The City implemented a two-week ban on all non-essential outdoor water use beginning on Sept. 1.
The ban is now being extended until September 30th. Despite some recent rainfall, drought conditions persist and the City's water capacity remains at just 51 percent. The status of the ban will be reevaluated on September 30th.
"I would like to ask all Gloucester residents, whether they use city water or have private wells, to help us preserve our natural resources during this critical drought period," said Mayor Verga. "I appreciate residents' cooperation and understanding of these necessary restrictions. We intend to keep this ban in place for as short a time as possible, but despite some recent rainfall, conditions remain critical, and we cannot responsibly lift the ban at this time."
The Northeast Region of Massachusetts remains in a Level 3 Critical Drought. Per MassDEP, this level of drought warrants such a ban on all non-essential outdoor water use. DEP lists consider “essential” water use as:
for health or safety reasons
for the production of food and fiber
for the maintenance of livestock
to meet the core functions of a business
Failure to adhere to the restrictions can lead to the imposition of fines.

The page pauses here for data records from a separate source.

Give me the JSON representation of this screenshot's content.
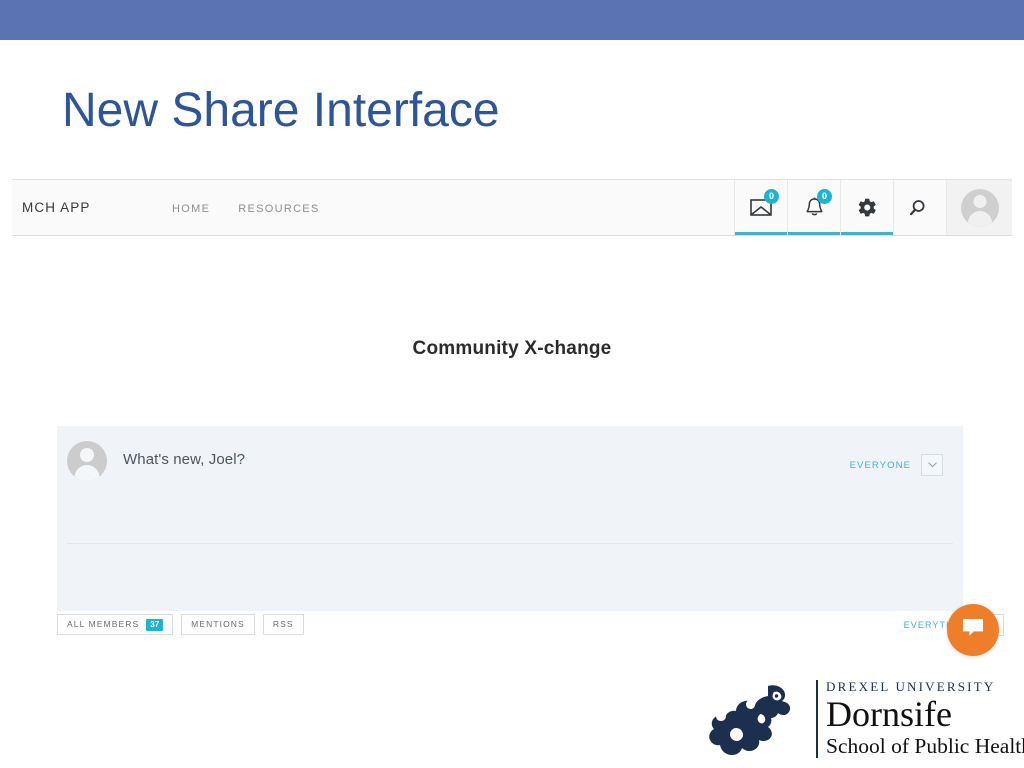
{
  "slide": {
    "title": "New Share Interface",
    "banner_color": "#5b73b3",
    "title_color": "#2d5597"
  },
  "app": {
    "brand": "MCH APP",
    "nav_links": [
      {
        "label": "HOME"
      },
      {
        "label": "RESOURCES"
      }
    ],
    "icons": [
      {
        "name": "mail-icon",
        "badge": "0"
      },
      {
        "name": "notifications-bell-icon",
        "badge": "0"
      },
      {
        "name": "settings-gear-icon",
        "badge": null
      },
      {
        "name": "search-icon",
        "badge": null
      },
      {
        "name": "user-avatar",
        "badge": null
      }
    ],
    "accent_color": "#1fb3d3",
    "underline_color": "#46b0c6"
  },
  "main": {
    "heading": "Community X-change",
    "share": {
      "placeholder": "What's new, Joel?",
      "privacy_label": "EVERYONE",
      "privacy_caret": "˅"
    },
    "toolbar": {
      "left_buttons": [
        {
          "label": "ALL MEMBERS",
          "badge": "37"
        },
        {
          "label": "MENTIONS",
          "badge": null
        },
        {
          "label": "RSS",
          "badge": null
        }
      ],
      "scope_label": "EVERYTHING",
      "scope_caret": "˅"
    },
    "chat_fab": {
      "name": "chat-bubble-icon",
      "color": "#ef7e2a"
    }
  },
  "logo": {
    "line1": "DREXEL UNIVERSITY",
    "line2": "Dornsife",
    "line3": "School of Public Health",
    "color": "#1c2f4e"
  }
}
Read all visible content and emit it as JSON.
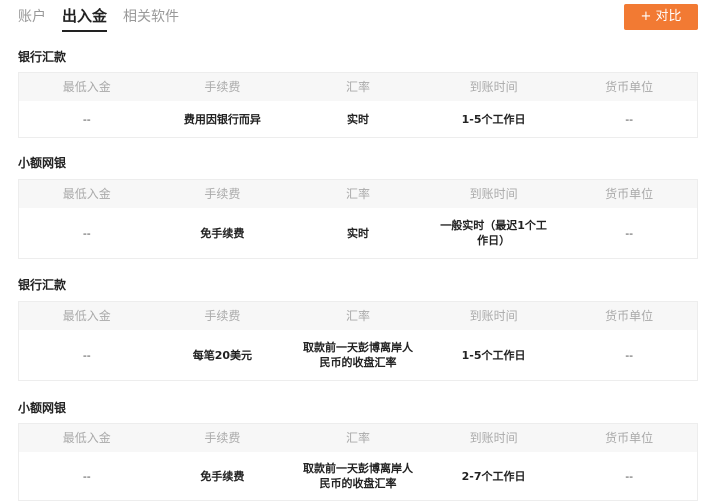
{
  "tabs": [
    {
      "label": "账户",
      "active": false
    },
    {
      "label": "出入金",
      "active": true
    },
    {
      "label": "相关软件",
      "active": false
    }
  ],
  "compare_button": "+ 对比",
  "columns": [
    "最低入金",
    "手续费",
    "汇率",
    "到账时间",
    "货币单位"
  ],
  "sections": [
    {
      "title": "银行汇款",
      "row": [
        "--",
        "费用因银行而异",
        "实时",
        "1-5个工作日",
        "--"
      ]
    },
    {
      "title": "小额网银",
      "row": [
        "--",
        "免手续费",
        "实时",
        "一般实时（最迟1个工作日）",
        "--"
      ]
    },
    {
      "title": "银行汇款",
      "row": [
        "--",
        "每笔20美元",
        "取款前一天彭博离岸人民币的收盘汇率",
        "1-5个工作日",
        "--"
      ]
    },
    {
      "title": "小额网银",
      "row": [
        "--",
        "免手续费",
        "取款前一天彭博离岸人民币的收盘汇率",
        "2-7个工作日",
        "--"
      ]
    }
  ],
  "colors": {
    "accent": "#f27a33",
    "header_bg": "#f7f7f7",
    "border": "#ededed"
  }
}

Drought conditions result in dry grass, shrubbery, and forest areas, as well as dry soil conditions, increasing the wildland fire risk. Cape Ann communities have seen multiple brush fires in recent weeks. Brush fires take multiple days to extinguish and exhaust local and regional resources.
All outdoor fires, including the use of outdoor fireplaces, firepits, and chimineas are prohibited during this time of critical drought. Residents are also asked to take care when disposing of combustible materials including the disposal of cigarettes.